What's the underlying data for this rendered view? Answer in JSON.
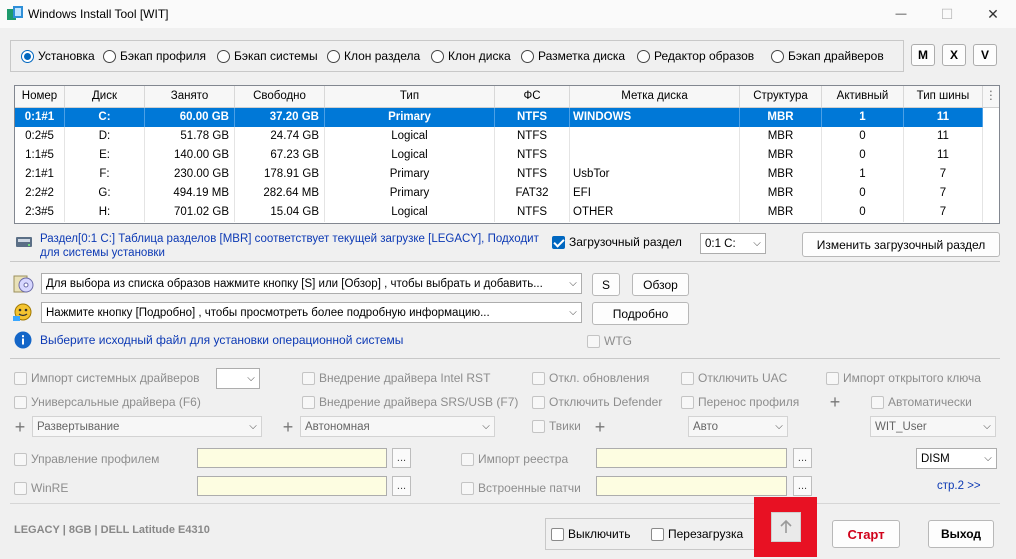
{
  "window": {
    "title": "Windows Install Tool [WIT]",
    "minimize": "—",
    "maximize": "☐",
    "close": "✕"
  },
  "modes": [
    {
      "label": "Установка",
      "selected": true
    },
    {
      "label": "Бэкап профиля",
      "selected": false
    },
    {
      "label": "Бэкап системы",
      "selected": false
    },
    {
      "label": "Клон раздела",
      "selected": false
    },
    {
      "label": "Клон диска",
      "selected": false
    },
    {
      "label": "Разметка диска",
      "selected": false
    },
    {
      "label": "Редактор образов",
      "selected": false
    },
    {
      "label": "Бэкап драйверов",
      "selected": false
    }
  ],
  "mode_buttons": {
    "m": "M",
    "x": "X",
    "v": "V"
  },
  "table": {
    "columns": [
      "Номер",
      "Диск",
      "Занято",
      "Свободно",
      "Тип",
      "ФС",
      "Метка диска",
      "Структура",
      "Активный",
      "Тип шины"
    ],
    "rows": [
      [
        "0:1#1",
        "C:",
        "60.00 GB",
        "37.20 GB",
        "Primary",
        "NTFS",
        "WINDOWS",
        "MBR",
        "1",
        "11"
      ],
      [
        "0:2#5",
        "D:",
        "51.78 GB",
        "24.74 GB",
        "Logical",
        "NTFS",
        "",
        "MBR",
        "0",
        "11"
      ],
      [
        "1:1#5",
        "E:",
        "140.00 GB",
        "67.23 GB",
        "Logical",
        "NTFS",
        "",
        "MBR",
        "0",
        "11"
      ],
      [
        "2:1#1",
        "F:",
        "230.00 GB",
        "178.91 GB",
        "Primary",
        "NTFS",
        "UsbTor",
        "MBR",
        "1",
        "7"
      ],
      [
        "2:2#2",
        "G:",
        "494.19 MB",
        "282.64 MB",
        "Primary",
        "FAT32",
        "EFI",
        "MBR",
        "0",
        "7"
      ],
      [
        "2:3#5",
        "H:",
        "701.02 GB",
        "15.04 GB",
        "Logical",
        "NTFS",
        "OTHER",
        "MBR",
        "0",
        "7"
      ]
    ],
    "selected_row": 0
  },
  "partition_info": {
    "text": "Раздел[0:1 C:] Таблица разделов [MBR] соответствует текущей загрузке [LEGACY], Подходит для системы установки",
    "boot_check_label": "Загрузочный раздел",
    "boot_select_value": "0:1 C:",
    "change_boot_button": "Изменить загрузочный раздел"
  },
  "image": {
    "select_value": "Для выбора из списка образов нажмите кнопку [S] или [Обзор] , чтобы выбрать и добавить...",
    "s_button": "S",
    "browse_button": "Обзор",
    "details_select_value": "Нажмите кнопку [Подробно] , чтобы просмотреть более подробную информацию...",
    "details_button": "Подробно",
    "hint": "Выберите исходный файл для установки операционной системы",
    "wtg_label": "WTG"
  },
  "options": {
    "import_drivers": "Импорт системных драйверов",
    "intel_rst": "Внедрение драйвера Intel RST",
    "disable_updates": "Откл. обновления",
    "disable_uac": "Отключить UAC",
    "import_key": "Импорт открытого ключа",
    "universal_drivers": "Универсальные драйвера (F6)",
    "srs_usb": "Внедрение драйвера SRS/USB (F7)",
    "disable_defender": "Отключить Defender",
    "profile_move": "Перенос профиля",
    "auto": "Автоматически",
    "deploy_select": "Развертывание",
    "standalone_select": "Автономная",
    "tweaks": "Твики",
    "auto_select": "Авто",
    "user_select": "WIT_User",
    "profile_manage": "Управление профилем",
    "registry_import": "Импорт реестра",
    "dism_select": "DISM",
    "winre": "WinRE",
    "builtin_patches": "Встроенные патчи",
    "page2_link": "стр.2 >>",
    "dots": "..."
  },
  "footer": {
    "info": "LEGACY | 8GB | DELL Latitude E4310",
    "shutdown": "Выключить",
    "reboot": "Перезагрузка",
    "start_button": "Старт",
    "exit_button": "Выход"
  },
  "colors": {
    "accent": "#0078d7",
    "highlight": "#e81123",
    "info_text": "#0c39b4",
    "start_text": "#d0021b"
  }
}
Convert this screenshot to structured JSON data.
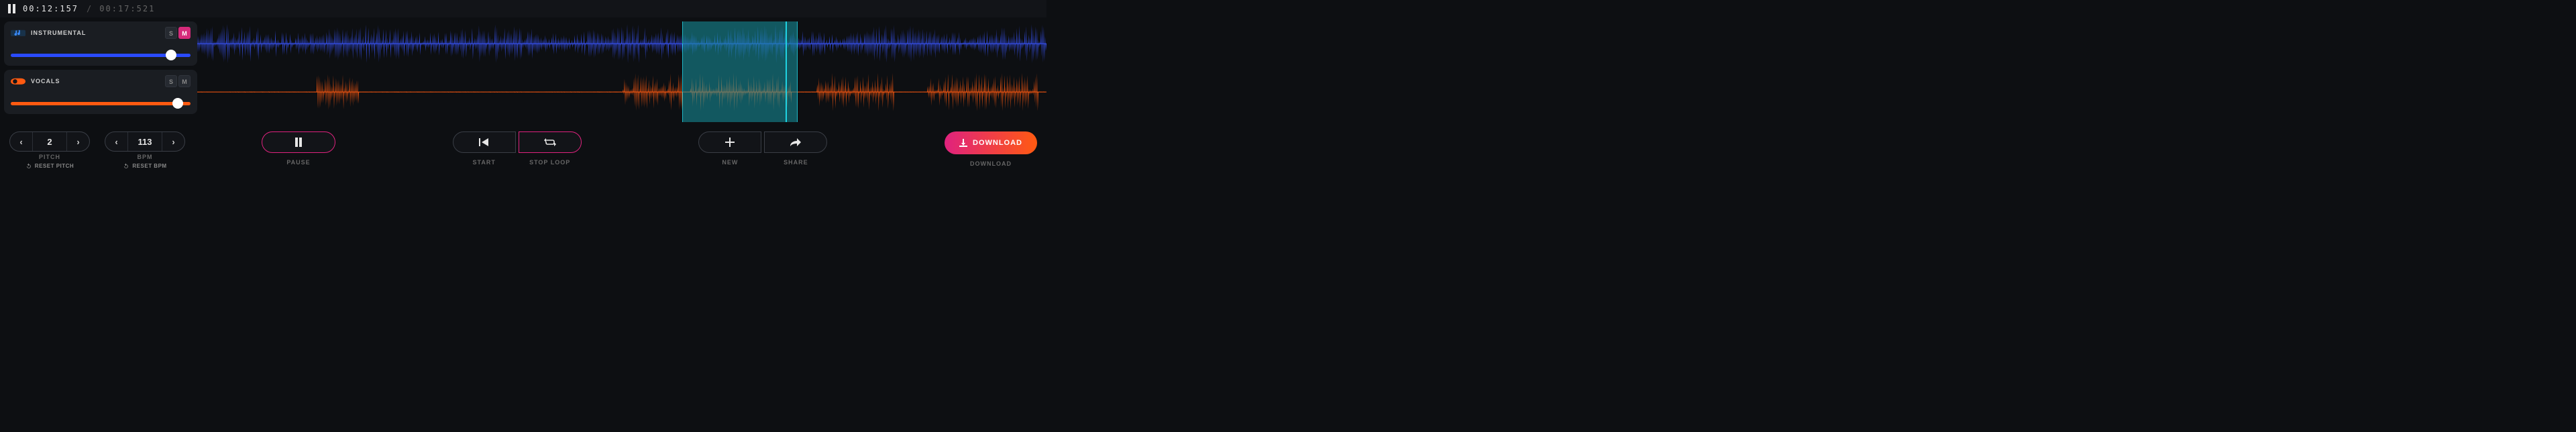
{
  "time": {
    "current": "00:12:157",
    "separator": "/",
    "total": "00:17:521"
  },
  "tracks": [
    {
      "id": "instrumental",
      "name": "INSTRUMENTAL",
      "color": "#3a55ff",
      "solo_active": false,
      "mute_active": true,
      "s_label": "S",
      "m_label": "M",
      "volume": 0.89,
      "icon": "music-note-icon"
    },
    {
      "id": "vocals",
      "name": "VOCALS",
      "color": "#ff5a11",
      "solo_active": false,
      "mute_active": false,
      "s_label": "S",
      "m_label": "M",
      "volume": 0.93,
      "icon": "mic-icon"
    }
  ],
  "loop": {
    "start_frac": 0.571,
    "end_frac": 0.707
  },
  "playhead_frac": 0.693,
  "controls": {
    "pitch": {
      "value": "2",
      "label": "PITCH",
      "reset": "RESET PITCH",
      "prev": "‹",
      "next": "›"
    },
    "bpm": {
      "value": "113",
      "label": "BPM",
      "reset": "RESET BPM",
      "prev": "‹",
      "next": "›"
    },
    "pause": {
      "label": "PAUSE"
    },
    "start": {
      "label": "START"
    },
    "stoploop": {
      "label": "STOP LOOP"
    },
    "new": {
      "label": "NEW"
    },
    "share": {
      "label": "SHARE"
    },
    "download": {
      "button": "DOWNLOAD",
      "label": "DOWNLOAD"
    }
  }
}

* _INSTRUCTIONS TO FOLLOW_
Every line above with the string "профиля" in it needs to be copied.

* _EXPECTED ANSWER_
      "label": "Бэкап профиля",
    "profile_move": "Перенос профиля",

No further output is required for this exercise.